About this task
Set every entry down again exactly, omitting none.

===== Record set

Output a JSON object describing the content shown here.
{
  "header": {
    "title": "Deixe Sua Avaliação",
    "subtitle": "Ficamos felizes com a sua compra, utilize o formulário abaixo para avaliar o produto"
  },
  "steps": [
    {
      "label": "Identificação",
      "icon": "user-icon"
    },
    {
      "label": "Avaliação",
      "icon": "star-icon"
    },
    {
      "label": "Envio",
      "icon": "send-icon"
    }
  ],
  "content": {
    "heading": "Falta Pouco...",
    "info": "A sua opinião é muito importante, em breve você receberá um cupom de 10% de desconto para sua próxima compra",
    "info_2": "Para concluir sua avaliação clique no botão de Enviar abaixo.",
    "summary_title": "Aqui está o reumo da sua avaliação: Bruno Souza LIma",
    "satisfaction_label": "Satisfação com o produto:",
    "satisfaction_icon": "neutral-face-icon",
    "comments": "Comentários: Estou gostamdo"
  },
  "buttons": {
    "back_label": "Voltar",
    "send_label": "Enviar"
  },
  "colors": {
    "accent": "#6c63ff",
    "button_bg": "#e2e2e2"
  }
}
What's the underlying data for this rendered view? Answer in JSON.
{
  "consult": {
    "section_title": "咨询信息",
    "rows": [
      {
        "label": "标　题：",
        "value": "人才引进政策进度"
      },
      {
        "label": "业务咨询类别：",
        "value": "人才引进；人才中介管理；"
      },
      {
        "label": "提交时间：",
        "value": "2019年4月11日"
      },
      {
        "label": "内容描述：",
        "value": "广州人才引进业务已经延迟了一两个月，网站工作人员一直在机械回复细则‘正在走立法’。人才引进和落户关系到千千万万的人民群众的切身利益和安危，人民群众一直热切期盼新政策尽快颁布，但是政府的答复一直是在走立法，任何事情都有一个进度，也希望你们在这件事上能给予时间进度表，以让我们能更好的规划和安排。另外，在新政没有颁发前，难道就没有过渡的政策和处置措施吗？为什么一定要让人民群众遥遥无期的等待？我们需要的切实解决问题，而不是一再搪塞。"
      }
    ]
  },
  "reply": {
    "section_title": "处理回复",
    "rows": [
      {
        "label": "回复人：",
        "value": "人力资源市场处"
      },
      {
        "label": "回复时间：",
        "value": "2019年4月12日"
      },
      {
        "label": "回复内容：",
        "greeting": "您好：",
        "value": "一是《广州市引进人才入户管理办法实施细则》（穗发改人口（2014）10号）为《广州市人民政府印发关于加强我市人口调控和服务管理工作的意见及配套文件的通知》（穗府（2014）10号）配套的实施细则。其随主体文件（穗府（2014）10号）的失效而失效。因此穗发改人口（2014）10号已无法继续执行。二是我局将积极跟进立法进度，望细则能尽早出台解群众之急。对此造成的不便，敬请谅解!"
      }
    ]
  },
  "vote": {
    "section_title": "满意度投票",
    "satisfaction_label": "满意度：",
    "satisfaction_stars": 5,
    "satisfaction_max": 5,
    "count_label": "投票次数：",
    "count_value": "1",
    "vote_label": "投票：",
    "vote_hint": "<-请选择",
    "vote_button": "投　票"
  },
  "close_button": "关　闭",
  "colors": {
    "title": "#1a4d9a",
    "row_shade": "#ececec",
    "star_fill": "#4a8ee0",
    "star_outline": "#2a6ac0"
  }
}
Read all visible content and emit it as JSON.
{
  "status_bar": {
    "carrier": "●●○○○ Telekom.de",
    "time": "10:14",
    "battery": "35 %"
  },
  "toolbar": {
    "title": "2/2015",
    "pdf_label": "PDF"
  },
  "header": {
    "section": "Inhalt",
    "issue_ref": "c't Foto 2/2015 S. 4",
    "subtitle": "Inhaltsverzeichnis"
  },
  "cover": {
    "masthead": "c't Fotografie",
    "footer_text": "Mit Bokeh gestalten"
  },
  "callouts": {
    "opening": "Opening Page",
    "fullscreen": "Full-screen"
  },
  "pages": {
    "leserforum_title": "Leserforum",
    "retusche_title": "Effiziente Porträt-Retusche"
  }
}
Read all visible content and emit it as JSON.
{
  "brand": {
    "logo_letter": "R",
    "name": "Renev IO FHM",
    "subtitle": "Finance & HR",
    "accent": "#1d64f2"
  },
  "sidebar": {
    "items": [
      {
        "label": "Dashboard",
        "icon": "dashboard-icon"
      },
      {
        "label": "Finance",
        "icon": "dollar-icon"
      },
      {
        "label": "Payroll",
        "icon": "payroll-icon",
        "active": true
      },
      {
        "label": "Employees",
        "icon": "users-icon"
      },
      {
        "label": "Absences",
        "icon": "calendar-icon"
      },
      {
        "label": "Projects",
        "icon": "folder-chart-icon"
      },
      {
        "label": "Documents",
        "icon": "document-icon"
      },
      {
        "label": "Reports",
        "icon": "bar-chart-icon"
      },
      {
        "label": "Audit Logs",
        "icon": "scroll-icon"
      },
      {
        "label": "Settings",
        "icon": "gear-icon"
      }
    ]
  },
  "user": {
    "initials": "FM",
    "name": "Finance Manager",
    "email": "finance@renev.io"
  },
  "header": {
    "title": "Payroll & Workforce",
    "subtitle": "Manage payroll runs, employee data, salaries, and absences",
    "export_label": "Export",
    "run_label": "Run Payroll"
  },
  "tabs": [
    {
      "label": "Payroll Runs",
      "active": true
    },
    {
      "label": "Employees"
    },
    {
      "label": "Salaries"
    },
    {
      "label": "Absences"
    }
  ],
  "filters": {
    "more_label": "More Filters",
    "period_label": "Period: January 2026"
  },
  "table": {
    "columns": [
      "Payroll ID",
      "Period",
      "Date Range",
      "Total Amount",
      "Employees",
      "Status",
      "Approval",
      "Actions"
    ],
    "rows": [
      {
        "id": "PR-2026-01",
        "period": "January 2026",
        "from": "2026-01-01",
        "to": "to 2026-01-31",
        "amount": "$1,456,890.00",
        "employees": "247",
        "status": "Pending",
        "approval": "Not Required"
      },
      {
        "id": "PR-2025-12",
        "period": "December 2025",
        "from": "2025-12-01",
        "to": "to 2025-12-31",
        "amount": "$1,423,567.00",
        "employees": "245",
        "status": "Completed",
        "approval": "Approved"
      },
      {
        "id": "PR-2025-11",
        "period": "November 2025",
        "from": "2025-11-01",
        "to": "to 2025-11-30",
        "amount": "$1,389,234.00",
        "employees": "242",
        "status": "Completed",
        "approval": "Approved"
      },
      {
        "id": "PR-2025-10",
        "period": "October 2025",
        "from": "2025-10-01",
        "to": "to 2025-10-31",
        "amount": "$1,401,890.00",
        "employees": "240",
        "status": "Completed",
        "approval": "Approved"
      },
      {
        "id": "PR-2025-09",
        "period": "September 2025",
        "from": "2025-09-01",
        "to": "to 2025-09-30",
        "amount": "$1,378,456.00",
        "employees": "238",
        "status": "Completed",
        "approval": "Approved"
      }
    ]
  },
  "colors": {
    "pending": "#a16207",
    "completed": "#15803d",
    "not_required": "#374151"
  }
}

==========

Answer to the exercise
Output a JSON object describing the content shown here.
{
  "header": {
    "title": "Deixe Sua Avaliação",
    "subtitle": "Ficamos felizes com a sua compra, utilize o formulário abaixo para avaliar o produto"
  },
  "steps": [
    {
      "label": "Identificação",
      "icon": "user-icon"
    },
    {
      "label": "Avaliação",
      "icon": "star-icon"
    },
    {
      "label": "Envio",
      "icon": "send-icon"
    }
  ],
  "content": {
    "heading": "Falta Pouco...",
    "info": "A sua opinião é muito importante, em breve você receberá um cupom de 10% de desconto para sua próxima compra",
    "info_2": "Para concluir sua avaliação clique no botão de Enviar abaixo.",
    "summary_title": "Aqui está o reumo da sua avaliação: Bruno Souza LIma",
    "satisfaction_label": "Satisfação com o produto:",
    "satisfaction_icon": "neutral-face-icon",
    "comments": "Comentários: Estou gostamdo"
  },
  "buttons": {
    "back_label": "Voltar",
    "send_label": "Enviar"
  },
  "colors": {
    "accent": "#6c63ff",
    "button_bg": "#e2e2e2"
  }
}
What's the underlying data for this rendered view? Answer in JSON.
{
  "consult": {
    "section_title": "咨询信息",
    "rows": [
      {
        "label": "标　题：",
        "value": "人才引进政策进度"
      },
      {
        "label": "业务咨询类别：",
        "value": "人才引进；人才中介管理；"
      },
      {
        "label": "提交时间：",
        "value": "2019年4月11日"
      },
      {
        "label": "内容描述：",
        "value": "广州人才引进业务已经延迟了一两个月，网站工作人员一直在机械回复细则‘正在走立法’。人才引进和落户关系到千千万万的人民群众的切身利益和安危，人民群众一直热切期盼新政策尽快颁布，但是政府的答复一直是在走立法，任何事情都有一个进度，也希望你们在这件事上能给予时间进度表，以让我们能更好的规划和安排。另外，在新政没有颁发前，难道就没有过渡的政策和处置措施吗？为什么一定要让人民群众遥遥无期的等待？我们需要的切实解决问题，而不是一再搪塞。"
      }
    ]
  },
  "reply": {
    "section_title": "处理回复",
    "rows": [
      {
        "label": "回复人：",
        "value": "人力资源市场处"
      },
      {
        "label": "回复时间：",
        "value": "2019年4月12日"
      },
      {
        "label": "回复内容：",
        "greeting": "您好：",
        "value": "一是《广州市引进人才入户管理办法实施细则》（穗发改人口（2014）10号）为《广州市人民政府印发关于加强我市人口调控和服务管理工作的意见及配套文件的通知》（穗府（2014）10号）配套的实施细则。其随主体文件（穗府（2014）10号）的失效而失效。因此穗发改人口（2014）10号已无法继续执行。二是我局将积极跟进立法进度，望细则能尽早出台解群众之急。对此造成的不便，敬请谅解!"
      }
    ]
  },
  "vote": {
    "section_title": "满意度投票",
    "satisfaction_label": "满意度：",
    "satisfaction_stars": 5,
    "satisfaction_max": 5,
    "count_label": "投票次数：",
    "count_value": "1",
    "vote_label": "投票：",
    "vote_hint": "<-请选择",
    "vote_button": "投　票"
  },
  "close_button": "关　闭",
  "colors": {
    "title": "#1a4d9a",
    "row_shade": "#ececec",
    "star_fill": "#4a8ee0",
    "star_outline": "#2a6ac0"
  }
}
Read all visible content and emit it as JSON.
{
  "status_bar": {
    "carrier": "●●○○○ Telekom.de",
    "time": "10:14",
    "battery": "35 %"
  },
  "toolbar": {
    "title": "2/2015",
    "pdf_label": "PDF"
  },
  "header": {
    "section": "Inhalt",
    "issue_ref": "c't Foto 2/2015 S. 4",
    "subtitle": "Inhaltsverzeichnis"
  },
  "cover": {
    "masthead": "c't Fotografie",
    "footer_text": "Mit Bokeh gestalten"
  },
  "callouts": {
    "opening": "Opening Page",
    "fullscreen": "Full-screen"
  },
  "pages": {
    "leserforum_title": "Leserforum",
    "retusche_title": "Effiziente Porträt-Retusche"
  }
}
Read all visible content and emit it as JSON.
{
  "brand": {
    "logo_letter": "R",
    "name": "Renev IO FHM",
    "subtitle": "Finance & HR",
    "accent": "#1d64f2"
  },
  "sidebar": {
    "items": [
      {
        "label": "Dashboard",
        "icon": "dashboard-icon"
      },
      {
        "label": "Finance",
        "icon": "dollar-icon"
      },
      {
        "label": "Payroll",
        "icon": "payroll-icon",
        "active": true
      },
      {
        "label": "Employees",
        "icon": "users-icon"
      },
      {
        "label": "Absences",
        "icon": "calendar-icon"
      },
      {
        "label": "Projects",
        "icon": "folder-chart-icon"
      },
      {
        "label": "Documents",
        "icon": "document-icon"
      },
      {
        "label": "Reports",
        "icon": "bar-chart-icon"
      },
      {
        "label": "Audit Logs",
        "icon": "scroll-icon"
      },
      {
        "label": "Settings",
        "icon": "gear-icon"
      }
    ]
  },
  "user": {
    "initials": "FM",
    "name": "Finance Manager",
    "email": "finance@renev.io"
  },
  "header": {
    "title": "Payroll & Workforce",
    "subtitle": "Manage payroll runs, employee data, salaries, and absences",
    "export_label": "Export",
    "run_label": "Run Payroll"
  },
  "tabs": [
    {
      "label": "Payroll Runs",
      "active": true
    },
    {
      "label": "Employees"
    },
    {
      "label": "Salaries"
    },
    {
      "label": "Absences"
    }
  ],
  "filters": {
    "more_label": "More Filters",
    "period_label": "Period: January 2026"
  },
  "table": {
    "columns": [
      "Payroll ID",
      "Period",
      "Date Range",
      "Total Amount",
      "Employees",
      "Status",
      "Approval",
      "Actions"
    ],
    "rows": [
      {
        "id": "PR-2026-01",
        "period": "January 2026",
        "from": "2026-01-01",
        "to": "to 2026-01-31",
        "amount": "$1,456,890.00",
        "employees": "247",
        "status": "Pending",
        "approval": "Not Required"
      },
      {
        "id": "PR-2025-12",
        "period": "December 2025",
        "from": "2025-12-01",
        "to": "to 2025-12-31",
        "amount": "$1,423,567.00",
        "employees": "245",
        "status": "Completed",
        "approval": "Approved"
      },
      {
        "id": "PR-2025-11",
        "period": "November 2025",
        "from": "2025-11-01",
        "to": "to 2025-11-30",
        "amount": "$1,389,234.00",
        "employees": "242",
        "status": "Completed",
        "approval": "Approved"
      },
      {
        "id": "PR-2025-10",
        "period": "October 2025",
        "from": "2025-10-01",
        "to": "to 2025-10-31",
        "amount": "$1,401,890.00",
        "employees": "240",
        "status": "Completed",
        "approval": "Approved"
      },
      {
        "id": "PR-2025-09",
        "period": "September 2025",
        "from": "2025-09-01",
        "to": "to 2025-09-30",
        "amount": "$1,378,456.00",
        "employees": "238",
        "status": "Completed",
        "approval": "Approved"
      }
    ]
  },
  "colors": {
    "pending": "#a16207",
    "completed": "#15803d",
    "not_required": "#374151"
  }
}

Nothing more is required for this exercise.